Adler, Renata. Rev. of 2001: A Space Odyssey by Stanley Kubrick. New York Times 1968. The Making of Kubrick’s 2001. Ed. Jerome Agel. New York: New American Library, 1970. 207-209.
Bordwell, David, Janet Staiger and Kristin Thompson. The Classical Hollywood Cinema: Film Style and Mode of Production to 1960. New York: Columbia UP, 1985.
“Film Critics Roundtable.” Narr. Neal Conan. Talk of the Nation. Natl. Public Radio. WLRN, Miami. 9 Sept. 2002.
Hofsess, John. “Mind’s Eye: A Clockwork Orange.” 1971. Stanley Kubrick Interviews. Ed. Gene D. Phillips. Jackson: UP of Mississippi, 2001. 105-107.
Kael, Pauline. Going Steady. New York: Warner Books, 1979.
Kauffman, Stanley. “Lost in the Stars.” Rev. of 2001: A Space Odyssey by Stanley Kubrick. New Republic 1968. The Making of Kubrick’s 2001. Ed. Jerome Agel. New York: New American Library, 1970. 223-226.
Kolker, Robert. Introduction. Stanley Kubrick’s 2001: A Space Odyssey: New Essays. Ed. Robert Kolker. New York: Oxford UP, 2006. 3-12.
Morgenstern, Joseph. Rev. of 2001: A Space Odyssey by Stanley Kubrick. Newsweek 15 April 1968: 97-100.
Nelson, Thomas Allen. Kubrick: Inside a Film Artist’s Maze. New and expanded ed. Bloomington: Indiana University Press, 2000.
Nordern, Eric. “Playboy Interview: Stanley Kubrick.” Stanley Kubrick Interviews. Ed. Gene D. Phillips. Jackson: UP of Mississippi, 2001. 47-74.
Sarris, Andrew. Rev. of 2001: A Space Odyssey by Stanley Kubrick. Village Voice 11 April, 1968: 45.

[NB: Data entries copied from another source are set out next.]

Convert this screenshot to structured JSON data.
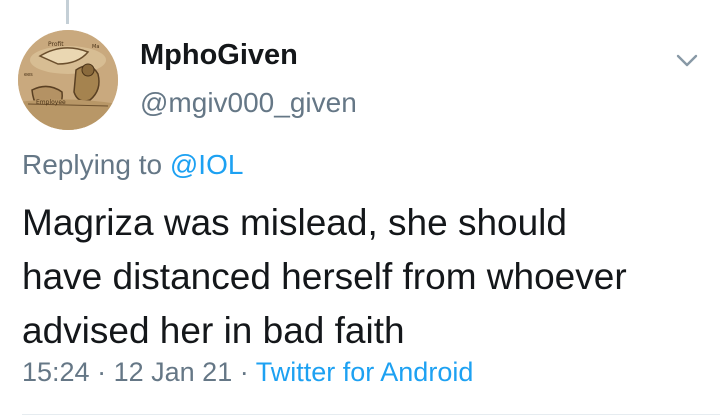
{
  "tweet": {
    "author": {
      "display_name": "MphoGiven",
      "handle": "@mgiv000_given",
      "avatar_labels": [
        "Profit",
        "Ma",
        "ees",
        "Employee"
      ]
    },
    "replying_prefix": "Replying to",
    "replying_to": "@IOL",
    "text_lines": [
      "Magriza was mislead, she should",
      "have distanced herself from whoever",
      "advised her in bad faith"
    ],
    "time": "15:24",
    "separator": "·",
    "date": "12 Jan 21",
    "source": "Twitter for Android"
  },
  "icons": {
    "more": "chevron-down-icon"
  },
  "colors": {
    "text": "#14171a",
    "secondary": "#657786",
    "link": "#1da1f2",
    "divider": "#e6ecf0"
  }
}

Schlesinger, Arthur Jr. “2001: A Space Odyssey: ‘a superb wreck’” Rev. of 2001: A Space Odyssey by Stanley Kubrick. Vogue June 1968: 76.